* TASK BRIEF: Please copy out each line of the entries in which "label" appears.

□ □ □

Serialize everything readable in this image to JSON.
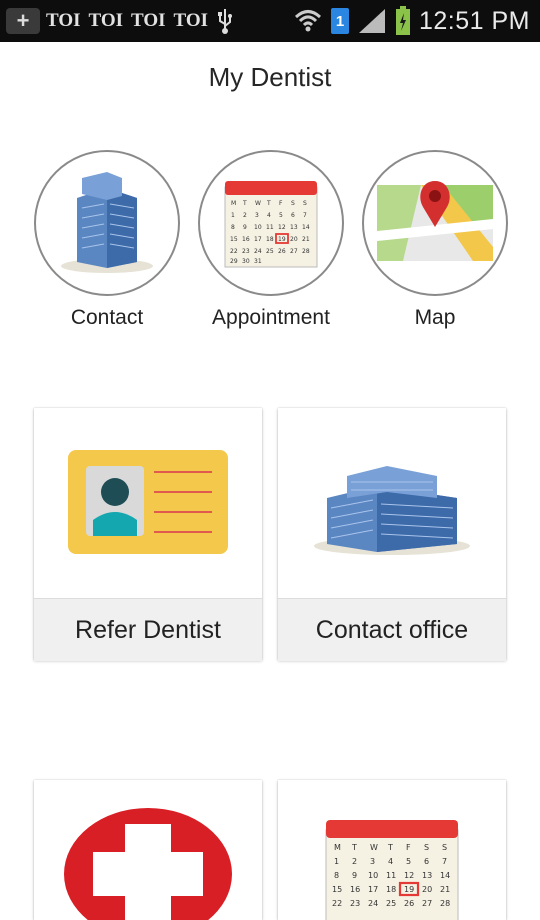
{
  "status_bar": {
    "notification_texts": [
      "TOI",
      "TOI",
      "TOI",
      "TOI"
    ],
    "network_badge": "1",
    "time": "12:51 PM"
  },
  "header": {
    "title": "My Dentist"
  },
  "top_actions": [
    {
      "label": "Contact",
      "icon": "building-icon"
    },
    {
      "label": "Appointment",
      "icon": "calendar-icon"
    },
    {
      "label": "Map",
      "icon": "map-pin-icon"
    }
  ],
  "cards": [
    {
      "label": "Refer Dentist",
      "icon": "id-card-icon"
    },
    {
      "label": "Contact office",
      "icon": "building-icon"
    },
    {
      "label": "",
      "icon": "medical-cross-icon"
    },
    {
      "label": "",
      "icon": "calendar-icon"
    }
  ],
  "calendar": {
    "days_header": [
      "M",
      "T",
      "W",
      "T",
      "F",
      "S",
      "S"
    ],
    "numbers": [
      "1",
      "2",
      "3",
      "4",
      "5",
      "6",
      "7",
      "8",
      "9",
      "10",
      "11",
      "12",
      "13",
      "14",
      "15",
      "16",
      "17",
      "18",
      "19",
      "20",
      "21",
      "22",
      "23",
      "24",
      "25",
      "26",
      "27",
      "28",
      "29",
      "30",
      "31"
    ],
    "highlight": "19"
  },
  "colors": {
    "calendar_red": "#e53935",
    "id_card_yellow": "#f4c84a",
    "cross_red": "#d81f26"
  }
}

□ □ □

* TASK OUTPUT:
      "label": "Contact",
      "label": "Appointment",
      "label": "Map",
      "label": "Refer Dentist",
      "label": "Contact office",
      "label": "",
      "label": "",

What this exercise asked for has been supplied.